Police are warning trucking companies contracted to transport shipping containers from Northport to Auckland to ensure their vehicles meet safety standards or else they'll be written off the road.
The warning follows about half a dozen truck-and-trailer units being written off after failing the standards expected of the police commercial vehicle safety team at a checkpoint on Uretiti along State Highway 1, south of Whangārei, today.
Some truckies were caught bypassing the police checkpoint by driving along rural roads and their truck-and-trailer units were found to have the most safety issues.
In one case, a driver out of Northport didn't even get to pick up a load because he was outside of his driver hours.
Traffic ran smoothly on SH 1 between Whangārei and Auckland after the first of about 800 trucks carrying 1340 containers started the trek south this morning, despite concerns about the impact of trucks hauling Christmas freight from Northland's port.
Trucks came through sporadically— not at the predicted rate of one every five minutes— and traffic is flowing smoothly over the Brynderwyn Ranges.
Police commercial vehicle safety team manager for Auckland and Northland, Senior Sergeant Mike Flatt, said issues his officers have discovered should be picked up daily when the drivers did their checks.
"Most people that are coming through are behaving themselves but it's just disappointing that companies are sending trucks up knowing that they're potentially not up to warrant of fitness or certificate of fitness standards.
"We have had a couple that have been outside their work hours.

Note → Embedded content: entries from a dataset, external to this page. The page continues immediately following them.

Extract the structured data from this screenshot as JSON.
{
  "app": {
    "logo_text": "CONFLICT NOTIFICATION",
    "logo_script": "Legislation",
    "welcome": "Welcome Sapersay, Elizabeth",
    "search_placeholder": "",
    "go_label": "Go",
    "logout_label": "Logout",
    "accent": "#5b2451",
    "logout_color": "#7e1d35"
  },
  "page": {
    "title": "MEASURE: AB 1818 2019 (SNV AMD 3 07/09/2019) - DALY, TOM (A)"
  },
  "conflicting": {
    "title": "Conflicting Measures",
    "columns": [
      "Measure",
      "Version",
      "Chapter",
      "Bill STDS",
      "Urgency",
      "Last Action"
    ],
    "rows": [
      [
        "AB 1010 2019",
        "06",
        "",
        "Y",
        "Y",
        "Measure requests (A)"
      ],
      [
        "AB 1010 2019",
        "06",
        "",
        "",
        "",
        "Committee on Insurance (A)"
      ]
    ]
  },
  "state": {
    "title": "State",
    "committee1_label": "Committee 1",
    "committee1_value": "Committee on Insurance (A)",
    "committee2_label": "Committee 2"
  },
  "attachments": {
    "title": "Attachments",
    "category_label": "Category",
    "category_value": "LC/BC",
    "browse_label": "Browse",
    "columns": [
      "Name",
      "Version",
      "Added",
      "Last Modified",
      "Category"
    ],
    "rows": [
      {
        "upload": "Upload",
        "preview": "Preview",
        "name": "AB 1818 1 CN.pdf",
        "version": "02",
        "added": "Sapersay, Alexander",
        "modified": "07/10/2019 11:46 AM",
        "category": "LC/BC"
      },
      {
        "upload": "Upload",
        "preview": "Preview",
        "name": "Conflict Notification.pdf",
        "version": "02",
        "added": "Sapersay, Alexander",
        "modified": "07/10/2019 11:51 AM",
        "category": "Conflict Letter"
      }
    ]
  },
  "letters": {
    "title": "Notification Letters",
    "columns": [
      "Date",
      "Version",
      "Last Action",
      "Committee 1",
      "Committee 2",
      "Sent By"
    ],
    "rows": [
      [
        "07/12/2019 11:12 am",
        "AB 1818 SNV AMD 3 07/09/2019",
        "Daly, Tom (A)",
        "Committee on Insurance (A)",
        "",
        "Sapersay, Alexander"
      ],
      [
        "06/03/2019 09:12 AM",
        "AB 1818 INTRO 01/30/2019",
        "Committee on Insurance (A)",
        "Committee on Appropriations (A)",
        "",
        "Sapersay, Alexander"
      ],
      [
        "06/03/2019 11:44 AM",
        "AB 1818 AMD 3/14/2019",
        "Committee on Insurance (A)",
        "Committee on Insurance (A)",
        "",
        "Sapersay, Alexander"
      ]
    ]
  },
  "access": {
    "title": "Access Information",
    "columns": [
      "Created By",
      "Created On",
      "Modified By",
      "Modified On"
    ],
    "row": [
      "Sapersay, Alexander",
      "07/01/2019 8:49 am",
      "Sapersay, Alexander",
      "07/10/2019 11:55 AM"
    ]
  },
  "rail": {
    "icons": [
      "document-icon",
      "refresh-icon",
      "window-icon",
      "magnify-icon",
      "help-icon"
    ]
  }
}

We're identifying some pretty major safety issues with some of the trucks which is disappointing, bearing in mind that these trucks are travelling up from Auckland and elsewhere and these faults haven't just occurred overnight," Flatt said.
He said officers have also identified basic maintenance issues like bald tyres and inadequate braking that were a major concern, to a point where the trucks would fail a certificate of fitness.
Police worked very closely with the trucking industry, unions and the like and also with trucking companies themselves, which have been aware of the trips and their potential involvement for a while, he said.
"The thing is, with any truck crash and then heading over the Brynderwyns, the propensity or the ability to have carnage or serious injury or even death is huge so it's something we can't take lightly."
The first rotation of police commercial vehicle safety teams brought from throughout New Zealand finish at Uretiti on Monday morning.
"We're not just stopping trucks here from the port but other trucking companies are shifting dangerous goods and loads are unsecured, they can face massive fines."
Police are also stopping truckies shifting dangerous goods and unsecured loads, who could face large fines.
Amrit Singh of Veer Transport in Auckland couldn't continue past Uretiti after an air-hose leak was detected in his truck carrying a container bound for Auckland International Airport.
A mechanic from Auckland was called to fix the leak, which meant he could only do one instead of two trips to and from Northport.
"The police checks are very thorough and defects that are not usually picked up during routine checks do get picked up. But the police are only doing their job."
He owns four trucks and he said in his years of driving, the police checkpoint at Uretiti was the biggest he has come across.
"Our old trailers normally crack and I am using one on this trip so there's bound to be issues. These are big truck-and-trailer units and although we do random checks, issues are bound to prop up," he said.
Northport says it's had more inquiries from container shipping lines keen to avoid congestion at Auckland's port.
But before it takes them any further, it will be putting under the microscope its handling this week of unloading the biggest container vessel ever to tie up at its wharves.
The full review will include the logistics of transferring 1170 containers to trucks bound for Auckland, a job unfolding at the port today and over the next five or six days, and feedback from NZ Police and Waka Kotahi NZ Transport Agency.
Businesses south of Northport and motorists were not concerned about the container-laden trucks as they did not clog up the state highway.
Zali, from The Busy Bean Cafe on the Brynderwyn Hills lookout area, believes the number of container trucks heading south this morning has been three times the normal number.
She opened at 5am and said it had been her busiest morning so far this week.
"My customers say they got on the road early to beat the trucks. They were all prepared for the craziness."
Ben Floed arrived from Auckland to install a generator at Whangārei Hospital at 4am today and was heading back the same morning.
He said container-laden trucks had not been "too bad" as they drove pretty fast, and passing lanes and police checks all helped.
"I was worried when I left Whangārei but I haven't seen any, except those on the weighbridge. They can't be any worse than the logging trucks."